I’d love to avoid writing about intercultural conflicts, but, unfortunately, this behavior, from my cultural viewpoint, is impolite. I’ll let my readers judge for themselves.
I went to Sculpting in Time earlier and spent a half hour trying to connect to their Wifi. I mistakenly ordered too soon when it appeared that I had finally connected, however, the exclamation point identifying no internet connection popped up. I became increasingly flustered and a very helpful and kind server tried his best to assist by restarting the router. After several attempts were made, and I had finished my 15 块breakfast, I hastily exited. The cashier and assistant manager were also kind enough to offer me a discount for my troubles.

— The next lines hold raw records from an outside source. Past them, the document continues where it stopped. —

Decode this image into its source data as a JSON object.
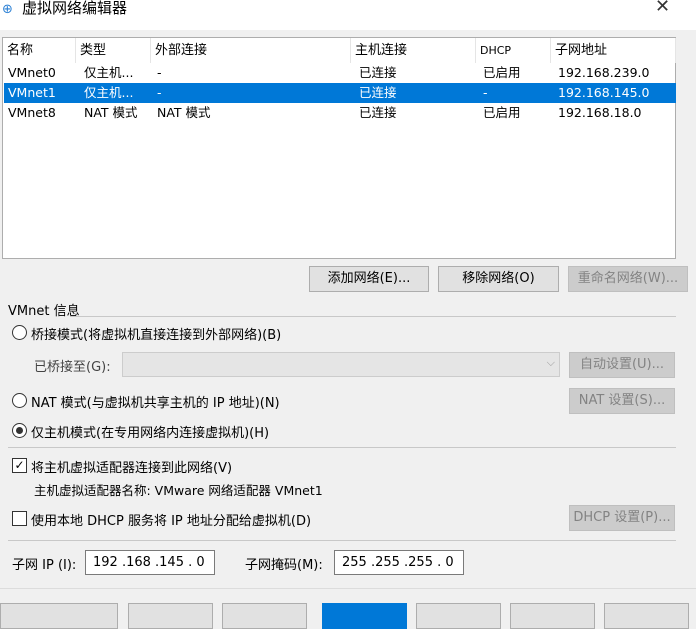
{
  "window": {
    "title": "虚拟网络编辑器",
    "close": "✕"
  },
  "table": {
    "headers": [
      "名称",
      "类型",
      "外部连接",
      "主机连接",
      "DHCP",
      "子网地址"
    ],
    "rows": [
      {
        "name": "VMnet0",
        "type": "仅主机...",
        "external": "-",
        "host": "已连接",
        "dhcp": "已启用",
        "subnet": "192.168.239.0"
      },
      {
        "name": "VMnet1",
        "type": "仅主机...",
        "external": "-",
        "host": "已连接",
        "dhcp": "-",
        "subnet": "192.168.145.0"
      },
      {
        "name": "VMnet8",
        "type": "NAT 模式",
        "external": "NAT 模式",
        "host": "已连接",
        "dhcp": "已启用",
        "subnet": "192.168.18.0"
      }
    ]
  },
  "buttons": {
    "add": "添加网络(E)...",
    "remove": "移除网络(O)",
    "rename": "重命名网络(W)..."
  },
  "info": {
    "group": "VMnet 信息",
    "bridged": "桥接模式(将虚拟机直接连接到外部网络)(B)",
    "bridged_to": "已桥接至(G):",
    "auto": "自动设置(U)...",
    "nat": "NAT 模式(与虚拟机共享主机的 IP 地址)(N)",
    "nat_settings": "NAT 设置(S)...",
    "hostonly": "仅主机模式(在专用网络内连接虚拟机)(H)",
    "connect_adapter": "将主机虚拟适配器连接到此网络(V)",
    "adapter_name": "主机虚拟适配器名称: VMware 网络适配器 VMnet1",
    "dhcp": "使用本地 DHCP 服务将 IP 地址分配给虚拟机(D)",
    "dhcp_settings": "DHCP 设置(P)...",
    "subnet_ip_label": "子网 IP (I):",
    "subnet_ip": "192 .168 .145 .  0",
    "mask_label": "子网掩码(M):",
    "mask": "255 .255 .255 .  0"
  }
}
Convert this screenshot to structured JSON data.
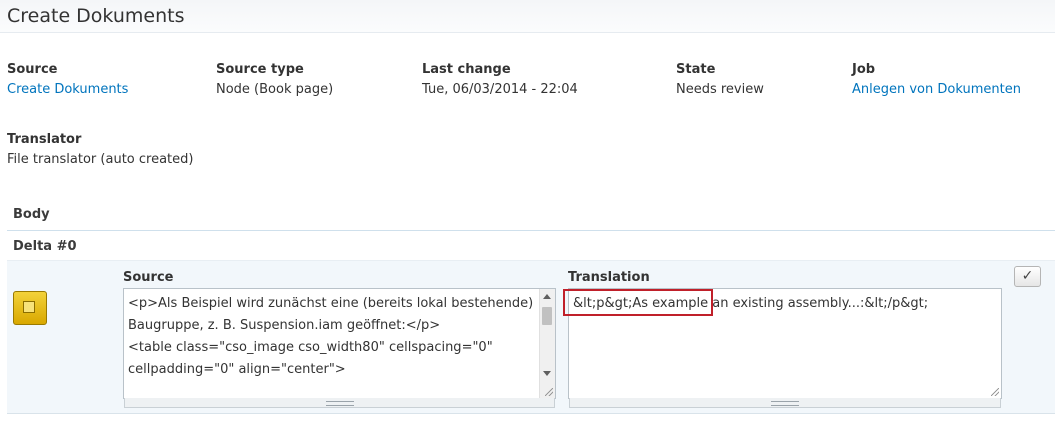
{
  "page": {
    "title": "Create Dokuments"
  },
  "meta": {
    "source": {
      "label": "Source",
      "value": "Create Dokuments"
    },
    "source_type": {
      "label": "Source type",
      "value": "Node (Book page)"
    },
    "last_change": {
      "label": "Last change",
      "value": "Tue, 06/03/2014 - 22:04"
    },
    "state": {
      "label": "State",
      "value": "Needs review"
    },
    "job": {
      "label": "Job",
      "value": "Anlegen von Dokumenten"
    },
    "translator": {
      "label": "Translator",
      "value": "File translator (auto created)"
    }
  },
  "sections": {
    "body": "Body",
    "delta": "Delta #0"
  },
  "item": {
    "source_label": "Source",
    "translation_label": "Translation",
    "source_text": "<p>Als Beispiel wird zunächst eine (bereits lokal bestehende) Baugruppe, z. B. Suspension.iam geöffnet:</p>\n<table class=\"cso_image cso_width80\" cellspacing=\"0\" cellpadding=\"0\" align=\"center\">\n<tbody>",
    "translation_text": "&lt;p&gt;As example an existing assembly...:&lt;/p&gt;",
    "check_glyph": "✓",
    "status_color": "#e0b800"
  }
}
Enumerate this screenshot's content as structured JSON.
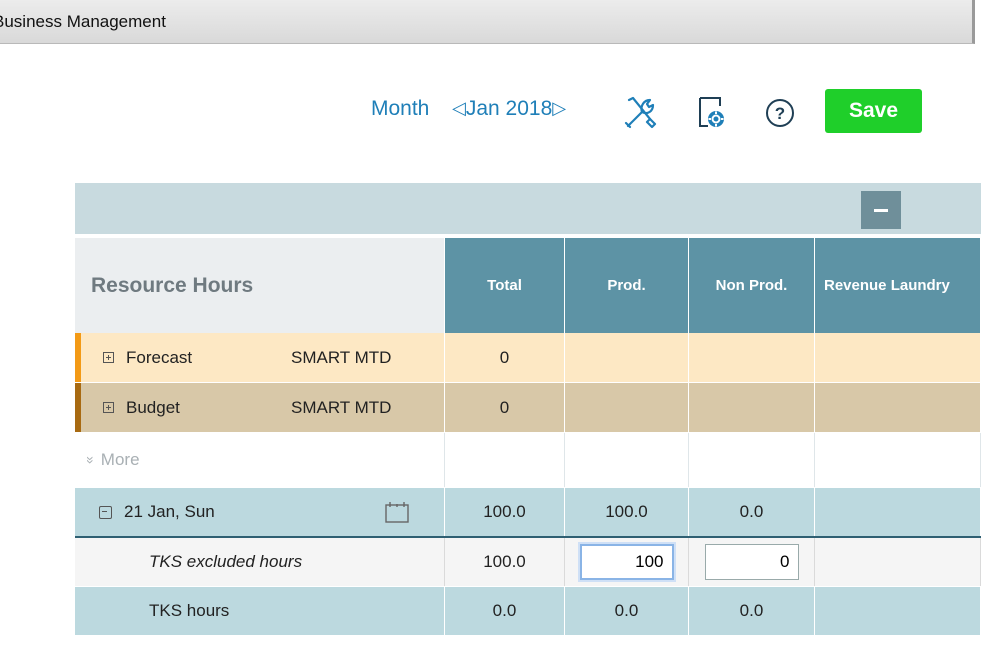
{
  "window": {
    "title": "Business Management"
  },
  "toolbar": {
    "view_mode": "Month",
    "period": "Jan 2018",
    "prev_arrow": "◁",
    "next_arrow": "▷",
    "save_label": "Save",
    "icons": [
      "tools-icon",
      "document-settings-icon",
      "help-icon"
    ]
  },
  "section": {
    "collapse_label": "−"
  },
  "table": {
    "title": "Resource Hours",
    "columns": [
      "Total",
      "Prod.",
      "Non Prod.",
      "Revenue Laundry"
    ],
    "rows": [
      {
        "label": "Forecast",
        "sub": "SMART MTD",
        "total": "0",
        "prod": "",
        "nonprod": "",
        "rev": ""
      },
      {
        "label": "Budget",
        "sub": "SMART MTD",
        "total": "0",
        "prod": "",
        "nonprod": "",
        "rev": ""
      }
    ],
    "more_label": "More",
    "more_icon": "»",
    "day": {
      "label": "21 Jan, Sun",
      "total": "100.0",
      "prod": "100.0",
      "nonprod": "0.0",
      "rev": ""
    },
    "tks_excluded": {
      "label": "TKS excluded hours",
      "total": "100.0",
      "prod_value": "100",
      "nonprod_value": "0"
    },
    "tks_hours": {
      "label": "TKS hours",
      "total": "0.0",
      "prod": "0.0",
      "nonprod": "0.0"
    }
  },
  "colors": {
    "accent_blue": "#1f7fb8",
    "save_green": "#1fcf2a",
    "header_teal": "#5d93a5",
    "forecast_bg": "#fde8c4",
    "forecast_marker": "#f39a16",
    "budget_bg": "#d8c8a8",
    "budget_marker": "#a86a12",
    "day_bg": "#bcd9df"
  }
}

As a result, I ventured north on 师大路 to Village Cafe. Wifi working, I caught up with my sister, 大妹, on Skype. I was the only customer until a middle-aged man entered halfway through my Skype conversation. Although I had headphones in my ear, and spoke in manner that signaled I was talking to someone, this man badgered me.
“Excuse me, where are you from?”“I’m sorry, I’m in the middle of a conversation.”“Where do you come from…America?”“I’m sorry I am speaking with my sister on Skype.”“I just want to ask you two questions.”“Ok, what are your questions?”“Can you please tell me the names of these radio and television stations. I only know the [abbreviations]. I will write them down for you.”
He proceeds to hand me a piece of paper with three acronyms of television networks and radio stations. I begin to explain to him that America is a big country with many television and radio stations, and unfortunately, I am unfamiliar with these stations. I also apologize for my inability to assist him. My sister, meanwhile, listens to the exchange as I didn’t remove my headphones.
Move forward 20 minutes later, and I’ve just concluded my Skype call. A gentleman, at least ten years younger than the previous, sits down at the adjacent table.
“Excuse me, can you tell me what this means.”
I explain as best I can, but with little context, and feeling frustrated from the previous interaction, I’m not particularly helpful.
What I would like to understand is whether or not these individuals would likely ask Chinese strangers for assistance or did they merely ask me because I am a foreigner and they assumed that I speak English or come from an English-speaking country?
I’d like to add that when ZJ and I are out together, these incidents are either few or ZJ answers on my behalf in Chinese, establishing a clear boundary regulation.
Readers, have you run into these types of situations, and if so, how do you keep your cool and what do you say?